While glue sniffing is devastating poor Guatemalan street children, inhaling glue or other volatile solvents is also the number one substance abuse problem in Japan, according to a recent story in the Miami Herald (Tim Johnson, "Glue Sniffing Enslaves Guatemalan Street Kids: Activists Blame U.S. Manufacturer," Miami Herald, 5/10/93, 1A)
In an odd twist, some have pointed the finger of blame at H.B. Fuller Co., the biggest maker and marketer of glue to Latin America. The American company has been picketed by activists demanding it stop all production of solvent-based glues in Latin America. Critics of the activists note that street children faced with a bleak life of homelessness, hunger, and pain, will use whatever they can to dull their pain. If glue was not available, the children would use gasoline or paint thinner, they note.
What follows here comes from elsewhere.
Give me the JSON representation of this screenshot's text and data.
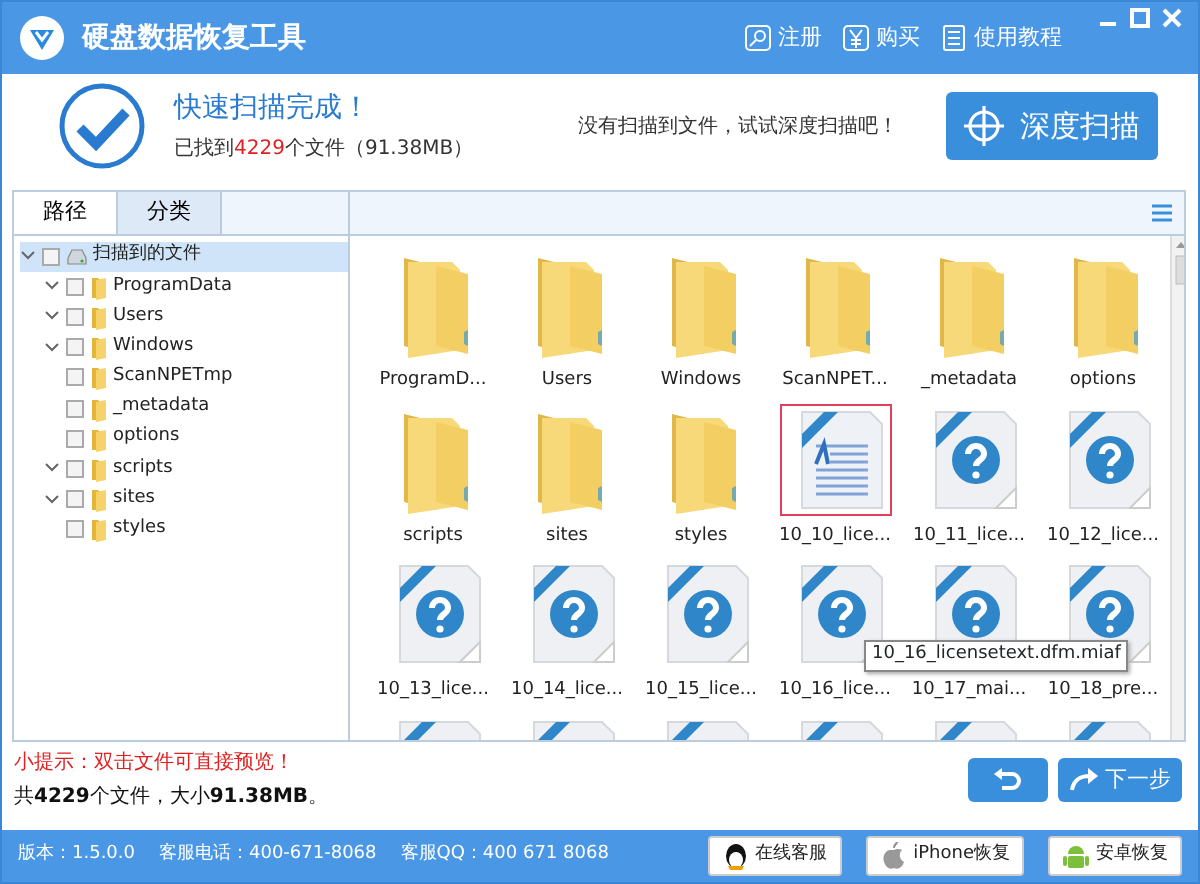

In the United States, an estimated 850,000 Americans abused glue or other inhalants in 1992. Inhalant abuse is "the number one substance abuse problem in Japan," Catherine MacIntyre of the Colorado-based International Institute for Inhalant Abuse told the Herald. Glue and other solvents may be the most harmful of all drugs of abuse, resulting in irreversible kidney and brain damage. In poor countries, abuse of solvents by homeless children is almost universal, according to some reports. In Guatemala City, almost all of the city's estimated 5,000 street children are chronic glue sniffers, social workers told the Herald.